Much later in the day and there was some progress. A van had been spotted driving away from the area at speed, although spotted wasn’t exactly the word that was used when the report came in. One of the farmers with land on the northern side of the forest had rung in to complain about a black Transit van driving at speed along the narrow road and not quite missing the side of his tractor as he was cutting hedges. Tom Atkinson hadn’t seen it come out of the forest, but any vehicle in the vicinity was of interest, and a van that drove recklessly and went on without stopping, even after denting the front wing and ripping the wing mirror clean off, was going to be far more interesting than most. Fortunately for them Tom had picked up the wing mirror and brought it in to the police station, and in a stroke of unbelievably brilliant luck he had footage of the van itself. He’d had a dashcam fitted on his tractor, having got fed up with inconsiderate drivers putting him and his tractor in danger while hurtling down the country lanes, and he had brought the footage in to them on a memory stick.
Watkins rubbed his hands together and declared that it looked like Christmas might well come earlier than anyone expected this year, before giving the evidence bags to Japp and asking him to take them over to Forensics. After a moment’s hesitation Japp signed for the bags and headed off. He hadn’t planned on becoming Watkins’s bag carrier for the duration of the investigation, and technically it was a role that was well beneath him, but it would give him a unique opportunity to stay at the heart of the investigation. Besides, he hadn’t visited the Forensics lab since he had gone in on Monday, only to be given a polite reminder that forensic science out in the sticks was still science and they knew what they were doing, thank you very much. He would have loved to tease them about missing the path that he had spotted in the derelict house, but it was more important that he sounded them out, to work out whether he could trust any of them with DI Bacon’s suspicions. It was of the utmost importance; if the investigation was going to be sabotaged then one of the easiest ways to do it would be to make evidence disappear, or contaminate it so that it was unusable.

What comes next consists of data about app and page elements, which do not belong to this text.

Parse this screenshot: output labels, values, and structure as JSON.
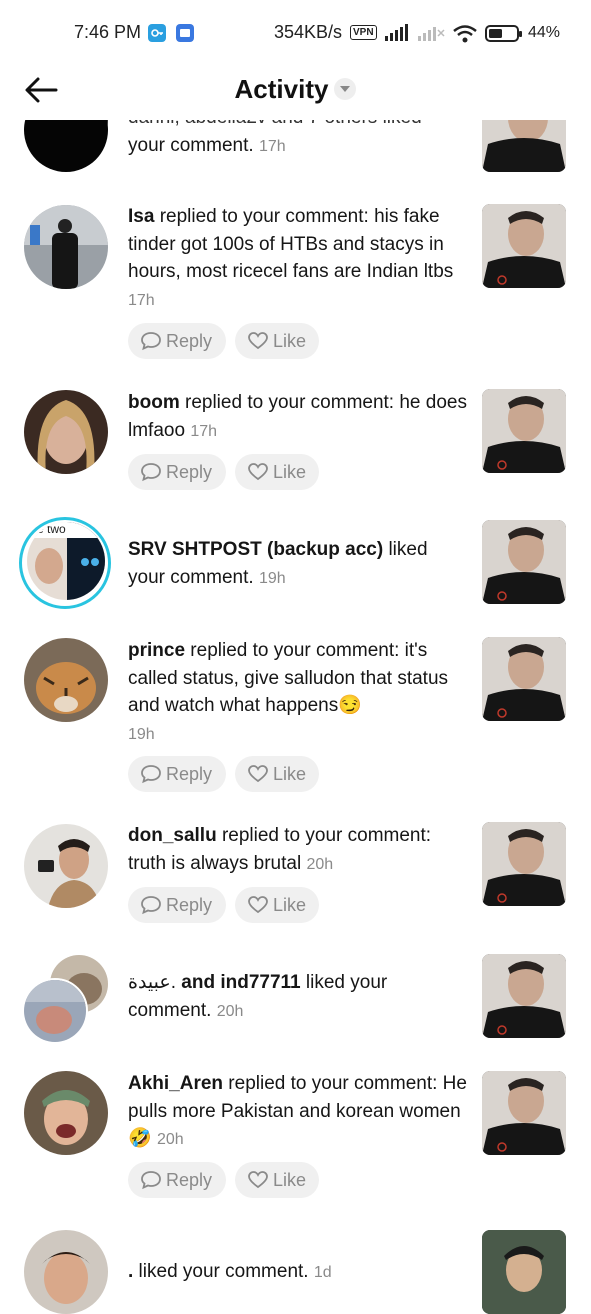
{
  "status_bar": {
    "time": "7:46 PM",
    "speed": "354KB/s",
    "vpn": "VPN",
    "battery": "44%"
  },
  "header": {
    "title": "Activity"
  },
  "items": [
    {
      "cut_text": "danni, abdella2v and 7 others liked",
      "text": "your comment.",
      "time": "17h"
    },
    {
      "user": "Isa",
      "text": " replied to your comment: his fake tinder got 100s of HTBs and stacys in hours, most ricecel fans are Indian ltbs",
      "time": "17h",
      "reply": "Reply",
      "like": "Like"
    },
    {
      "user": "boom",
      "text": " replied to your comment: he does lmfaoo",
      "time": "17h",
      "reply": "Reply",
      "like": "Like"
    },
    {
      "user": "SRV SHTPOST (backup acc)",
      "text": " liked your comment.",
      "time": "19h",
      "avatar_text": "ve two"
    },
    {
      "user": "prince",
      "text": " replied to your comment: it's called status, give salludon that status and watch what happens😏",
      "time": "19h",
      "reply": "Reply",
      "like": "Like"
    },
    {
      "user": "don_sallu",
      "text": " replied to your comment: truth is always brutal",
      "time": "20h",
      "reply": "Reply",
      "like": "Like"
    },
    {
      "pre": "عبيدة.",
      "user": " and ind77711",
      "text": " liked your comment.",
      "time": "20h"
    },
    {
      "user": "Akhi_Aren",
      "text": " replied to your comment: He pulls more Pakistan and korean women 🤣",
      "time": "20h",
      "reply": "Reply",
      "like": "Like"
    },
    {
      "user": ".",
      "text": " liked your comment.",
      "time": "1d"
    }
  ],
  "colors": {
    "ring": "#29c4e0",
    "muted": "#8a8a8a",
    "chip": "#f0f0f0"
  }
}
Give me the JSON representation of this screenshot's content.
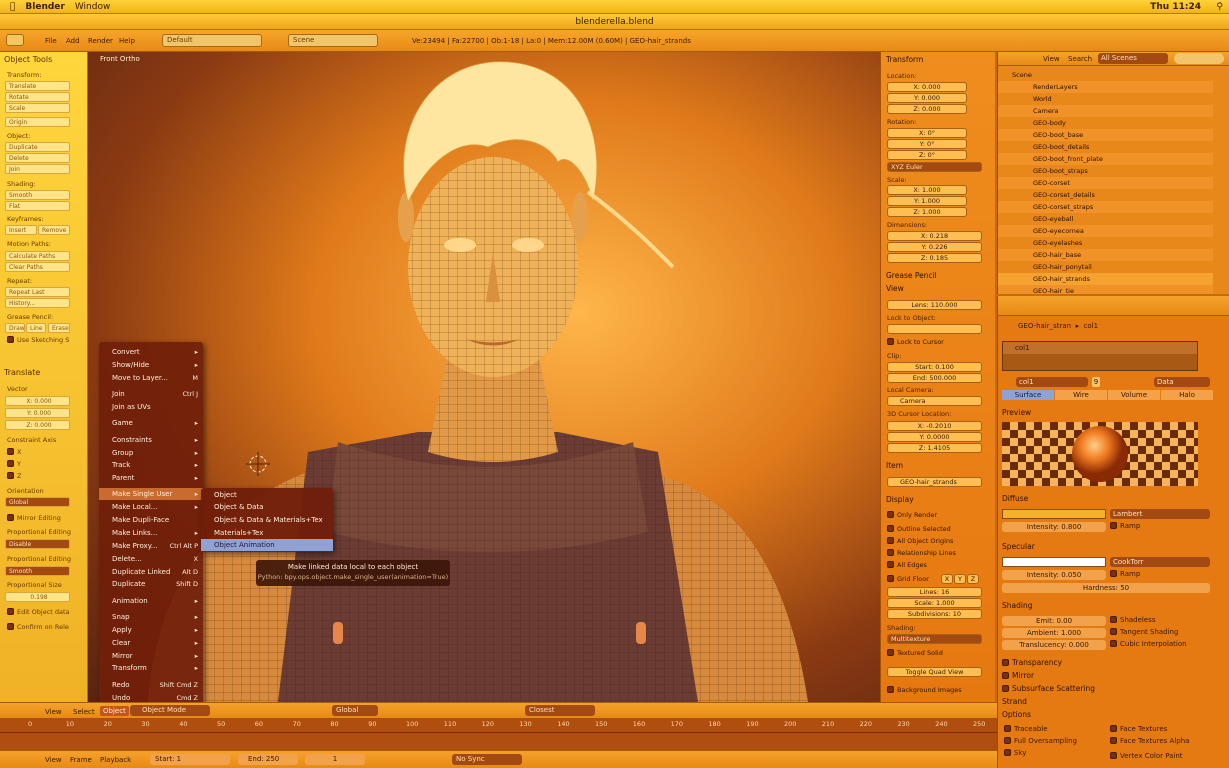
{
  "macbar": {
    "app": "Blender",
    "menu_window": "Window",
    "clock": "Thu 11:24"
  },
  "window_title": "blenderella.blend",
  "header": {
    "menus": [
      "File",
      "Add",
      "Render",
      "Help"
    ],
    "screen_layout": "Default",
    "scene": "Scene",
    "stats": "Ve:23494 | Fa:22700 | Ob:1-18 | La:0 | Mem:12.00M (0.60M) | GEO-hair_strands"
  },
  "toolshelf": {
    "title": "Object Tools",
    "transform_label": "Transform:",
    "translate": "Translate",
    "rotate": "Rotate",
    "scale": "Scale",
    "origin": "Origin",
    "object_label": "Object:",
    "duplicate": "Duplicate",
    "delete": "Delete",
    "join": "Join",
    "shading_label": "Shading:",
    "smooth": "Smooth",
    "flat": "Flat",
    "keyframes_label": "Keyframes:",
    "insert": "Insert",
    "remove": "Remove",
    "motion_paths_label": "Motion Paths:",
    "calculate_paths": "Calculate Paths",
    "clear_paths": "Clear Paths",
    "repeat_label": "Repeat:",
    "repeat_last": "Repeat Last",
    "history": "History...",
    "grease_label": "Grease Pencil:",
    "draw": "Draw",
    "line": "Line",
    "erase": "Erase",
    "use_sketching": "Use Sketching S",
    "op_title": "Translate",
    "vector_label": "Vector",
    "vx": "X: 0.000",
    "vy": "Y: 0.000",
    "vz": "Z: 0.000",
    "constraint_axis": "Constraint Axis",
    "ax_x": "X",
    "ax_y": "Y",
    "ax_z": "Z",
    "orientation_label": "Orientation",
    "orientation": "Global",
    "mirror_editing": "Mirror Editing",
    "prop_editing_label": "Proportional Editing",
    "prop_editing": "Disable",
    "prop_falloff_label": "Proportional Editing",
    "prop_falloff": "Smooth",
    "prop_size_label": "Proportional Size",
    "prop_size": "0.198",
    "edit_object_data": "Edit Object data",
    "confirm_on_release": "Confirm on Rele"
  },
  "viewport": {
    "view_name": "Front Ortho"
  },
  "object_menu": {
    "items": [
      {
        "label": "Convert",
        "sc": "▸"
      },
      {
        "label": "Show/Hide",
        "sc": "▸"
      },
      {
        "label": "Move to Layer...",
        "sc": "M"
      },
      {
        "label": "Join",
        "sc": "Ctrl J"
      },
      {
        "label": "Join as UVs",
        "sc": ""
      },
      {
        "label": "Game",
        "sc": "▸"
      },
      {
        "label": "Constraints",
        "sc": "▸"
      },
      {
        "label": "Group",
        "sc": "▸"
      },
      {
        "label": "Track",
        "sc": "▸"
      },
      {
        "label": "Parent",
        "sc": "▸"
      },
      {
        "label": "Make Single User",
        "sc": "▸"
      },
      {
        "label": "Make Local...",
        "sc": "▸"
      },
      {
        "label": "Make Dupli-Face",
        "sc": ""
      },
      {
        "label": "Make Links...",
        "sc": "▸"
      },
      {
        "label": "Make Proxy...",
        "sc": "Ctrl Alt P"
      },
      {
        "label": "Delete...",
        "sc": "X"
      },
      {
        "label": "Duplicate Linked",
        "sc": "Alt D"
      },
      {
        "label": "Duplicate",
        "sc": "Shift D"
      },
      {
        "label": "Animation",
        "sc": "▸"
      },
      {
        "label": "Snap",
        "sc": "▸"
      },
      {
        "label": "Apply",
        "sc": "▸"
      },
      {
        "label": "Clear",
        "sc": "▸"
      },
      {
        "label": "Mirror",
        "sc": "▸"
      },
      {
        "label": "Transform",
        "sc": "▸"
      },
      {
        "label": "Redo",
        "sc": "Shift Cmd Z"
      },
      {
        "label": "Undo",
        "sc": "Cmd Z"
      }
    ]
  },
  "single_user_menu": {
    "items": [
      "Object",
      "Object & Data",
      "Object & Data & Materials+Tex",
      "Materials+Tex",
      "Object Animation"
    ]
  },
  "tooltip": {
    "text": "Make linked data local to each object",
    "python": "Python: bpy.ops.object.make_single_user(animation=True)"
  },
  "props": {
    "transform": "Transform",
    "location": "Location:",
    "loc": [
      "X: 0.000",
      "Y: 0.000",
      "Z: 0.000"
    ],
    "rotation": "Rotation:",
    "rot": [
      "X: 0°",
      "Y: 0°",
      "Z: 0°"
    ],
    "rot_mode": "XYZ Euler",
    "scale": "Scale:",
    "scl": [
      "X: 1.000",
      "Y: 1.000",
      "Z: 1.000"
    ],
    "dimensions": "Dimensions:",
    "dim": [
      "X: 0.218",
      "Y: 0.226",
      "Z: 0.185"
    ],
    "grease_pencil": "Grease Pencil",
    "view": "View",
    "lens": "Lens: 110.000",
    "lock_to_object": "Lock to Object:",
    "lock_to_cursor": "Lock to Cursor",
    "clip": "Clip:",
    "clip_start": "Start: 0.100",
    "clip_end": "End: 500.000",
    "local_camera": "Local Camera:",
    "camera": "Camera",
    "cursor_location": "3D Cursor Location:",
    "cur": [
      "X: -0.2010",
      "Y: 0.0000",
      "Z: 1.4105"
    ],
    "item": "Item",
    "item_name": "GEO-hair_strands",
    "display": "Display",
    "only_render": "Only Render",
    "outline_selected": "Outline Selected",
    "all_object_origins": "All Object Origins",
    "relationship_lines": "Relationship Lines",
    "all_edges": "All Edges",
    "grid_floor": "Grid Floor",
    "gx": "X",
    "gy": "Y",
    "gz": "Z",
    "lines": "Lines: 16",
    "grid_scale": "Scale: 1.000",
    "subdivisions": "Subdivisions: 10",
    "shading": "Shading:",
    "multitexture": "Multitexture",
    "textured_solid": "Textured Solid",
    "toggle_quad_view": "Toggle Quad View",
    "background_images": "Background Images"
  },
  "outliner": {
    "view": "View",
    "search": "Search",
    "filter": "All Scenes",
    "rows": [
      "Scene",
      "RenderLayers",
      "World",
      "Camera",
      "GEO-body",
      "GEO-boot_base",
      "GEO-boot_details",
      "GEO-boot_front_plate",
      "GEO-boot_straps",
      "GEO-corset",
      "GEO-corset_details",
      "GEO-corset_straps",
      "GEO-eyeball",
      "GEO-eyecornea",
      "GEO-eyelashes",
      "GEO-hair_base",
      "GEO-hair_ponytail",
      "GEO-hair_strands",
      "GEO-hair_tie"
    ]
  },
  "material": {
    "breadcrumb_obj": "GEO-hair_stran",
    "breadcrumb_mat": "col1",
    "slot": "col1",
    "name": "col1",
    "users": "9",
    "link": "Data",
    "tabs": [
      "Surface",
      "Wire",
      "Volume",
      "Halo"
    ],
    "preview": "Preview",
    "diffuse": "Diffuse",
    "diffuse_shader": "Lambert",
    "diffuse_intensity": "Intensity: 0.800",
    "ramp": "Ramp",
    "specular": "Specular",
    "specular_shader": "CookTorr",
    "specular_intensity": "Intensity: 0.050",
    "spec_ramp": "Ramp",
    "hardness": "Hardness: 50",
    "shading": "Shading",
    "emit": "Emit: 0.00",
    "shadeless": "Shadeless",
    "ambient": "Ambient: 1.000",
    "tangent_shading": "Tangent Shading",
    "translucency": "Translucency: 0.000",
    "cubic_interpolation": "Cubic Interpolation",
    "transparency": "Transparency",
    "mirror": "Mirror",
    "sss": "Subsurface Scattering",
    "strand": "Strand",
    "options": "Options",
    "traceable": "Traceable",
    "face_textures": "Face Textures",
    "full_oversampling": "Full Oversampling",
    "face_textures_alpha": "Face Textures Alpha",
    "sky": "Sky",
    "vertex_color_paint": "Vertex Color Paint"
  },
  "vheader": {
    "view": "View",
    "select": "Select",
    "object": "Object",
    "mode": "Object Mode",
    "orientation": "Global",
    "snap": "Closest"
  },
  "timeline": {
    "ticks": [
      "0",
      "10",
      "20",
      "30",
      "40",
      "50",
      "60",
      "70",
      "80",
      "90",
      "100",
      "110",
      "120",
      "130",
      "140",
      "150",
      "160",
      "170",
      "180",
      "190",
      "200",
      "210",
      "220",
      "230",
      "240",
      "250"
    ],
    "view": "View",
    "frame": "Frame",
    "playback": "Playback",
    "start": "Start: 1",
    "end": "End: 250",
    "current": "1",
    "sync": "No Sync"
  },
  "colors": {
    "accent": "#f5a230",
    "menu_bg": "#701e0a",
    "highlight": "#8fa2d6"
  }
}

With that in mind, Japp headed off for the forensic labs to find out what he could.